WHAT IS REQUIRED | Omitting every picture, output the records below exactly, please.

ENTRIES SHOWN |
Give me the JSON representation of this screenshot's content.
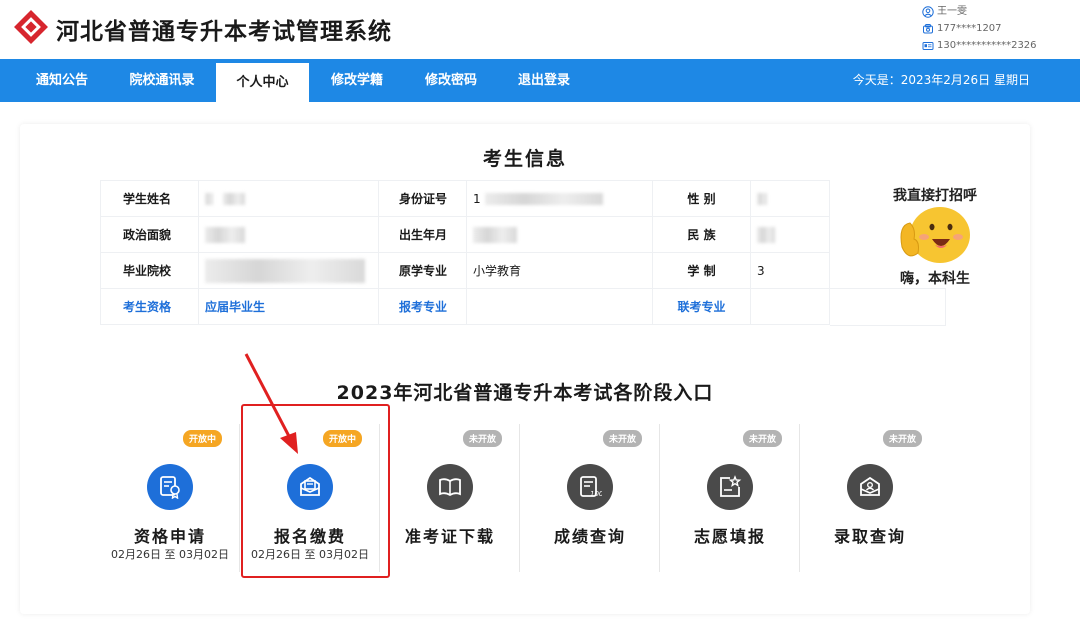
{
  "header": {
    "title": "河北省普通专升本考试管理系统",
    "user_name": "王一雯",
    "phone": "177****1207",
    "id_number": "130***********2326"
  },
  "nav": {
    "items": [
      "通知公告",
      "院校通讯录",
      "个人中心",
      "修改学籍",
      "修改密码",
      "退出登录"
    ],
    "active": "个人中心",
    "date_text": "今天是：2023年2月26日 星期日"
  },
  "info": {
    "title": "考生信息",
    "labels": {
      "name": "学生姓名",
      "id_card": "身份证号",
      "gender": "性 别",
      "politics": "政治面貌",
      "birth": "出生年月",
      "ethnicity": "民 族",
      "school": "毕业院校",
      "major": "原学专业",
      "duration": "学 制",
      "eligibility": "考生资格",
      "apply_major": "报考专业",
      "joint_major": "联考专业"
    },
    "values": {
      "id_card_prefix": "1",
      "major": "小学教育",
      "duration": "3",
      "eligibility": "应届毕业生"
    }
  },
  "sticker": {
    "top_text": "我直接打招呼",
    "bottom_text": "嗨，本科生"
  },
  "stages": {
    "title": "2023年河北省普通专升本考试各阶段入口",
    "items": [
      {
        "name": "资格申请",
        "status": "开放中",
        "date": "02月26日 至 03月02日",
        "icon": "document-badge-icon"
      },
      {
        "name": "报名缴费",
        "status": "开放中",
        "date": "02月26日 至 03月02日",
        "icon": "envelope-icon"
      },
      {
        "name": "准考证下载",
        "status": "未开放",
        "date": "",
        "icon": "book-icon"
      },
      {
        "name": "成绩查询",
        "status": "未开放",
        "date": "",
        "icon": "score-sheet-icon"
      },
      {
        "name": "志愿填报",
        "status": "未开放",
        "date": "",
        "icon": "star-form-icon"
      },
      {
        "name": "录取查询",
        "status": "未开放",
        "date": "",
        "icon": "admission-envelope-icon"
      }
    ]
  },
  "colors": {
    "primary": "#1e88e5",
    "open_badge": "#f5a623",
    "closed_badge": "#b3b3b3",
    "highlight": "#e02020"
  }
}
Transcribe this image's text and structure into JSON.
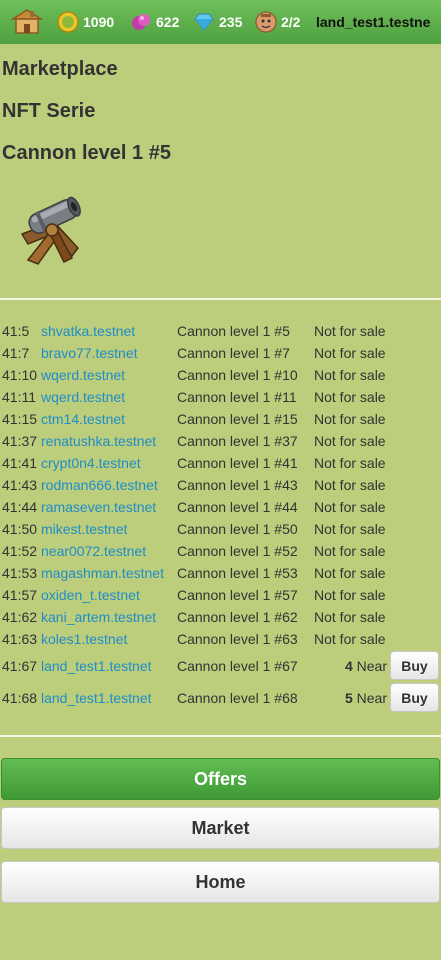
{
  "topbar": {
    "home_icon": "house-icon",
    "coins": "1090",
    "gems_pink": "622",
    "diamonds": "235",
    "workers": "2/2",
    "account": "land_test1.testne"
  },
  "headings": {
    "section": "Marketplace",
    "serie": "NFT Serie",
    "item": "Cannon level 1 #5"
  },
  "listings": [
    {
      "id": "41:5",
      "owner": "shvatka.testnet",
      "name": "Cannon level 1 #5",
      "status": "Not for sale"
    },
    {
      "id": "41:7",
      "owner": "bravo77.testnet",
      "name": "Cannon level 1 #7",
      "status": "Not for sale"
    },
    {
      "id": "41:10",
      "owner": "wqerd.testnet",
      "name": "Cannon level 1 #10",
      "status": "Not for sale"
    },
    {
      "id": "41:11",
      "owner": "wqerd.testnet",
      "name": "Cannon level 1 #11",
      "status": "Not for sale"
    },
    {
      "id": "41:15",
      "owner": "ctm14.testnet",
      "name": "Cannon level 1 #15",
      "status": "Not for sale"
    },
    {
      "id": "41:37",
      "owner": "renatushka.testnet",
      "name": "Cannon level 1 #37",
      "status": "Not for sale"
    },
    {
      "id": "41:41",
      "owner": "crypt0n4.testnet",
      "name": "Cannon level 1 #41",
      "status": "Not for sale"
    },
    {
      "id": "41:43",
      "owner": "rodman666.testnet",
      "name": "Cannon level 1 #43",
      "status": "Not for sale"
    },
    {
      "id": "41:44",
      "owner": "ramaseven.testnet",
      "name": "Cannon level 1 #44",
      "status": "Not for sale"
    },
    {
      "id": "41:50",
      "owner": "mikest.testnet",
      "name": "Cannon level 1 #50",
      "status": "Not for sale"
    },
    {
      "id": "41:52",
      "owner": "near0072.testnet",
      "name": "Cannon level 1 #52",
      "status": "Not for sale"
    },
    {
      "id": "41:53",
      "owner": "magashman.testnet",
      "name": "Cannon level 1 #53",
      "status": "Not for sale"
    },
    {
      "id": "41:57",
      "owner": "oxiden_t.testnet",
      "name": "Cannon level 1 #57",
      "status": "Not for sale"
    },
    {
      "id": "41:62",
      "owner": "kani_artem.testnet",
      "name": "Cannon level 1 #62",
      "status": "Not for sale"
    },
    {
      "id": "41:63",
      "owner": "koles1.testnet",
      "name": "Cannon level 1 #63",
      "status": "Not for sale"
    }
  ],
  "for_sale": [
    {
      "id": "41:67",
      "owner": "land_test1.testnet",
      "name": "Cannon level 1 #67",
      "price": "4",
      "currency": "Near",
      "buy_label": "Buy"
    },
    {
      "id": "41:68",
      "owner": "land_test1.testnet",
      "name": "Cannon level 1 #68",
      "price": "5",
      "currency": "Near",
      "buy_label": "Buy"
    }
  ],
  "buttons": {
    "offers": "Offers",
    "market": "Market",
    "home": "Home"
  },
  "colors": {
    "background": "#bccd7b",
    "topbar": "#5bb049",
    "link": "#1f8ec8",
    "primary_button": "#4ea941"
  }
}
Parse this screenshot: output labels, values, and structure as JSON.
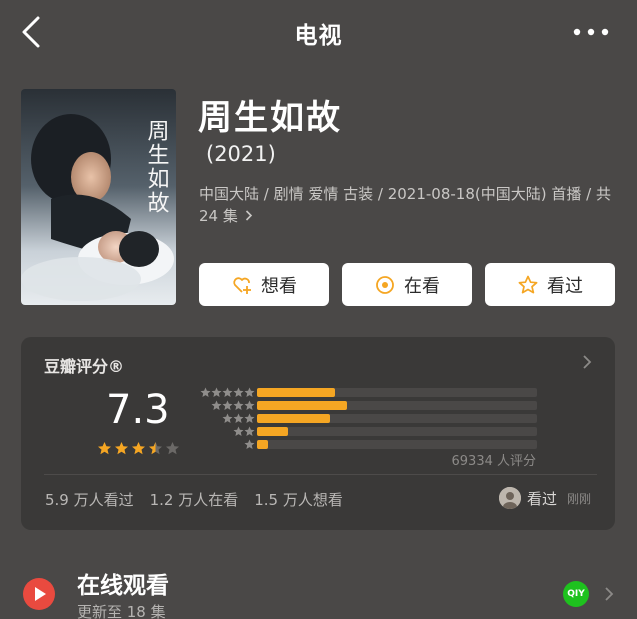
{
  "header": {
    "title": "电视"
  },
  "movie": {
    "title": "周生如故",
    "year": "(2021)",
    "meta": "中国大陆 / 剧情 爱情 古装 / 2021-08-18(中国大陆) 首播 / 共 24 集",
    "poster_text": "周生如故"
  },
  "actions": [
    {
      "label": "想看",
      "icon": "heart-plus-icon"
    },
    {
      "label": "在看",
      "icon": "target-circle-icon"
    },
    {
      "label": "看过",
      "icon": "star-outline-icon"
    }
  ],
  "rating": {
    "label": "豆瓣评分®",
    "score": "7.3",
    "stars_value": 3.5,
    "count_text": "69334 人评分",
    "distribution": [
      0.28,
      0.32,
      0.26,
      0.11,
      0.04
    ],
    "stats": [
      "5.9 万人看过",
      "1.2 万人在看",
      "1.5 万人想看"
    ],
    "viewer": {
      "action": "看过",
      "time": "刚刚"
    }
  },
  "online": {
    "title": "在线观看",
    "subtitle": "更新至 18 集",
    "platform_text": "QIY"
  },
  "colors": {
    "background": "#4a4847",
    "card": "#3a3938",
    "accent": "#f5a623",
    "play_red": "#e94a3f",
    "iqiyi_green": "#1ec21e"
  }
}
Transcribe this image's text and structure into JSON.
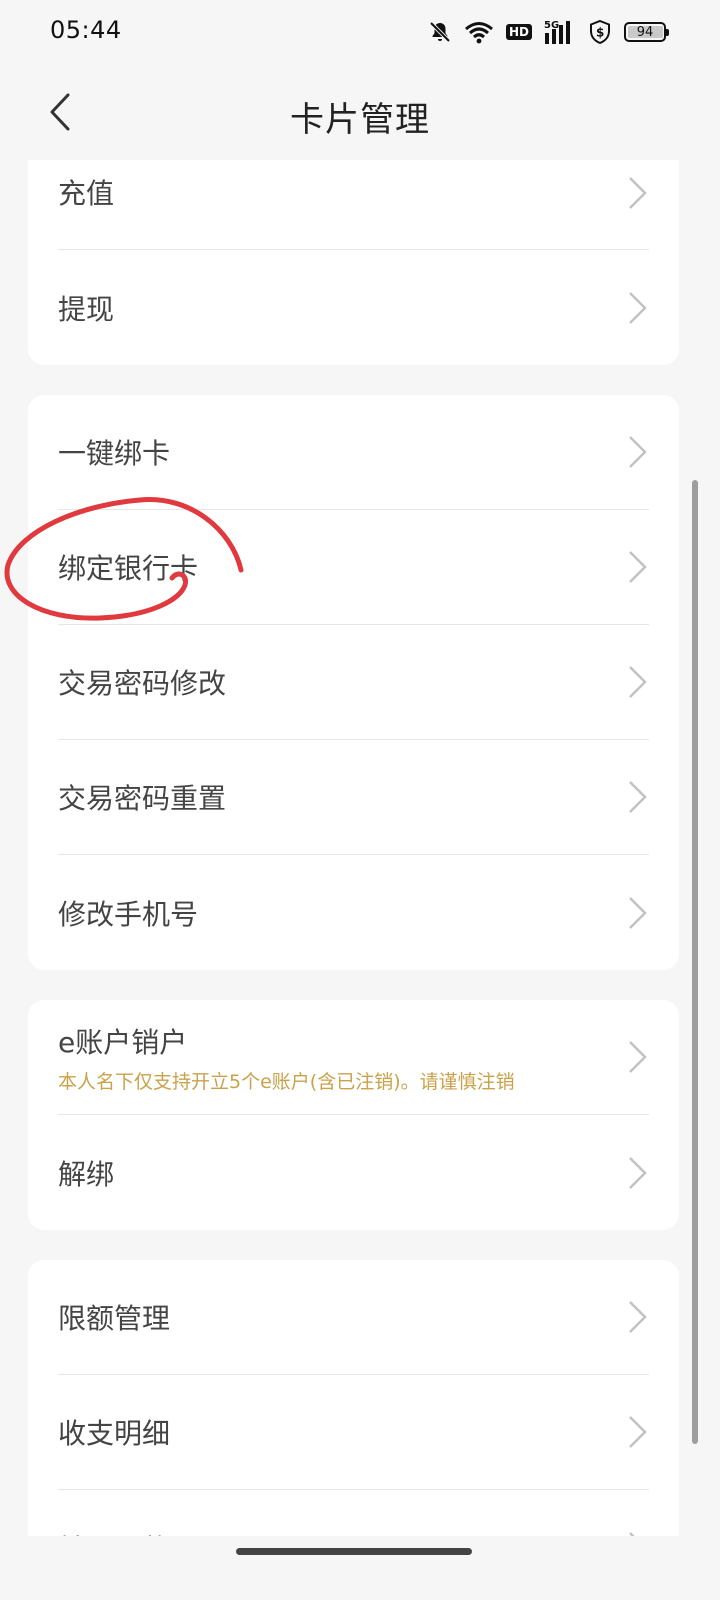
{
  "status_bar": {
    "time": "05:44",
    "signal": "5G",
    "hd": "HD",
    "battery": 94
  },
  "header": {
    "title": "卡片管理"
  },
  "cards": [
    {
      "rows": [
        {
          "label": "充值"
        },
        {
          "label": "提现"
        }
      ]
    },
    {
      "rows": [
        {
          "label": "一键绑卡"
        },
        {
          "label": "绑定银行卡"
        },
        {
          "label": "交易密码修改"
        },
        {
          "label": "交易密码重置"
        },
        {
          "label": "修改手机号"
        }
      ]
    },
    {
      "rows": [
        {
          "label": "e账户销户",
          "sub": "本人名下仅支持开立5个e账户(含已注销)。请谨慎注销"
        },
        {
          "label": "解绑"
        }
      ]
    },
    {
      "rows": [
        {
          "label": "限额管理"
        },
        {
          "label": "收支明细"
        },
        {
          "label": "转账汇款"
        }
      ]
    }
  ],
  "colors": {
    "background": "#f6f6f6",
    "card": "#ffffff",
    "warning_text": "#c9a24a",
    "annotation": "#e0393e"
  }
}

ANSWER BOX |
Give me the JSON representation of this screenshot's content.
{
  "header": {
    "title": "河北省普通专升本考试管理系统",
    "user_name": "王一雯",
    "phone": "177****1207",
    "id_number": "130***********2326"
  },
  "nav": {
    "items": [
      "通知公告",
      "院校通讯录",
      "个人中心",
      "修改学籍",
      "修改密码",
      "退出登录"
    ],
    "active": "个人中心",
    "date_text": "今天是：2023年2月26日 星期日"
  },
  "info": {
    "title": "考生信息",
    "labels": {
      "name": "学生姓名",
      "id_card": "身份证号",
      "gender": "性 别",
      "politics": "政治面貌",
      "birth": "出生年月",
      "ethnicity": "民 族",
      "school": "毕业院校",
      "major": "原学专业",
      "duration": "学 制",
      "eligibility": "考生资格",
      "apply_major": "报考专业",
      "joint_major": "联考专业"
    },
    "values": {
      "id_card_prefix": "1",
      "major": "小学教育",
      "duration": "3",
      "eligibility": "应届毕业生"
    }
  },
  "sticker": {
    "top_text": "我直接打招呼",
    "bottom_text": "嗨，本科生"
  },
  "stages": {
    "title": "2023年河北省普通专升本考试各阶段入口",
    "items": [
      {
        "name": "资格申请",
        "status": "开放中",
        "date": "02月26日 至 03月02日",
        "icon": "document-badge-icon"
      },
      {
        "name": "报名缴费",
        "status": "开放中",
        "date": "02月26日 至 03月02日",
        "icon": "envelope-icon"
      },
      {
        "name": "准考证下载",
        "status": "未开放",
        "date": "",
        "icon": "book-icon"
      },
      {
        "name": "成绩查询",
        "status": "未开放",
        "date": "",
        "icon": "score-sheet-icon"
      },
      {
        "name": "志愿填报",
        "status": "未开放",
        "date": "",
        "icon": "star-form-icon"
      },
      {
        "name": "录取查询",
        "status": "未开放",
        "date": "",
        "icon": "admission-envelope-icon"
      }
    ]
  },
  "colors": {
    "primary": "#1e88e5",
    "open_badge": "#f5a623",
    "closed_badge": "#b3b3b3",
    "highlight": "#e02020"
  }
}
Transcribe this image's text and structure into JSON.
{
  "topbar": {
    "home_icon": "house-icon",
    "coins": "1090",
    "gems_pink": "622",
    "diamonds": "235",
    "workers": "2/2",
    "account": "land_test1.testne"
  },
  "headings": {
    "section": "Marketplace",
    "serie": "NFT Serie",
    "item": "Cannon level 1 #5"
  },
  "listings": [
    {
      "id": "41:5",
      "owner": "shvatka.testnet",
      "name": "Cannon level 1 #5",
      "status": "Not for sale"
    },
    {
      "id": "41:7",
      "owner": "bravo77.testnet",
      "name": "Cannon level 1 #7",
      "status": "Not for sale"
    },
    {
      "id": "41:10",
      "owner": "wqerd.testnet",
      "name": "Cannon level 1 #10",
      "status": "Not for sale"
    },
    {
      "id": "41:11",
      "owner": "wqerd.testnet",
      "name": "Cannon level 1 #11",
      "status": "Not for sale"
    },
    {
      "id": "41:15",
      "owner": "ctm14.testnet",
      "name": "Cannon level 1 #15",
      "status": "Not for sale"
    },
    {
      "id": "41:37",
      "owner": "renatushka.testnet",
      "name": "Cannon level 1 #37",
      "status": "Not for sale"
    },
    {
      "id": "41:41",
      "owner": "crypt0n4.testnet",
      "name": "Cannon level 1 #41",
      "status": "Not for sale"
    },
    {
      "id": "41:43",
      "owner": "rodman666.testnet",
      "name": "Cannon level 1 #43",
      "status": "Not for sale"
    },
    {
      "id": "41:44",
      "owner": "ramaseven.testnet",
      "name": "Cannon level 1 #44",
      "status": "Not for sale"
    },
    {
      "id": "41:50",
      "owner": "mikest.testnet",
      "name": "Cannon level 1 #50",
      "status": "Not for sale"
    },
    {
      "id": "41:52",
      "owner": "near0072.testnet",
      "name": "Cannon level 1 #52",
      "status": "Not for sale"
    },
    {
      "id": "41:53",
      "owner": "magashman.testnet",
      "name": "Cannon level 1 #53",
      "status": "Not for sale"
    },
    {
      "id": "41:57",
      "owner": "oxiden_t.testnet",
      "name": "Cannon level 1 #57",
      "status": "Not for sale"
    },
    {
      "id": "41:62",
      "owner": "kani_artem.testnet",
      "name": "Cannon level 1 #62",
      "status": "Not for sale"
    },
    {
      "id": "41:63",
      "owner": "koles1.testnet",
      "name": "Cannon level 1 #63",
      "status": "Not for sale"
    }
  ],
  "for_sale": [
    {
      "id": "41:67",
      "owner": "land_test1.testnet",
      "name": "Cannon level 1 #67",
      "price": "4",
      "currency": "Near",
      "buy_label": "Buy"
    },
    {
      "id": "41:68",
      "owner": "land_test1.testnet",
      "name": "Cannon level 1 #68",
      "price": "5",
      "currency": "Near",
      "buy_label": "Buy"
    }
  ],
  "buttons": {
    "offers": "Offers",
    "market": "Market",
    "home": "Home"
  },
  "colors": {
    "background": "#bccd7b",
    "topbar": "#5bb049",
    "link": "#1f8ec8",
    "primary_button": "#4ea941"
  }
}
Parse this screenshot: output labels, values, and structure as JSON.
{
  "header": {
    "title": "电视"
  },
  "movie": {
    "title": "周生如故",
    "year": "(2021)",
    "meta": "中国大陆 / 剧情 爱情 古装 / 2021-08-18(中国大陆) 首播 / 共 24 集",
    "poster_text": "周生如故"
  },
  "actions": [
    {
      "label": "想看",
      "icon": "heart-plus-icon"
    },
    {
      "label": "在看",
      "icon": "target-circle-icon"
    },
    {
      "label": "看过",
      "icon": "star-outline-icon"
    }
  ],
  "rating": {
    "label": "豆瓣评分®",
    "score": "7.3",
    "stars_value": 3.5,
    "count_text": "69334 人评分",
    "distribution": [
      0.28,
      0.32,
      0.26,
      0.11,
      0.04
    ],
    "stats": [
      "5.9 万人看过",
      "1.2 万人在看",
      "1.5 万人想看"
    ],
    "viewer": {
      "action": "看过",
      "time": "刚刚"
    }
  },
  "online": {
    "title": "在线观看",
    "subtitle": "更新至 18 集",
    "platform_text": "QIY"
  },
  "colors": {
    "background": "#4a4847",
    "card": "#3a3938",
    "accent": "#f5a623",
    "play_red": "#e94a3f",
    "iqiyi_green": "#1ec21e"
  }
}
Transcribe this image's text and structure into JSON.
{
  "status_bar": {
    "time": "05:44",
    "signal": "5G",
    "hd": "HD",
    "battery": 94
  },
  "header": {
    "title": "卡片管理"
  },
  "cards": [
    {
      "rows": [
        {
          "label": "充值"
        },
        {
          "label": "提现"
        }
      ]
    },
    {
      "rows": [
        {
          "label": "一键绑卡"
        },
        {
          "label": "绑定银行卡"
        },
        {
          "label": "交易密码修改"
        },
        {
          "label": "交易密码重置"
        },
        {
          "label": "修改手机号"
        }
      ]
    },
    {
      "rows": [
        {
          "label": "e账户销户",
          "sub": "本人名下仅支持开立5个e账户(含已注销)。请谨慎注销"
        },
        {
          "label": "解绑"
        }
      ]
    },
    {
      "rows": [
        {
          "label": "限额管理"
        },
        {
          "label": "收支明细"
        },
        {
          "label": "转账汇款"
        }
      ]
    }
  ],
  "colors": {
    "background": "#f6f6f6",
    "card": "#ffffff",
    "warning_text": "#c9a24a",
    "annotation": "#e0393e"
  }
}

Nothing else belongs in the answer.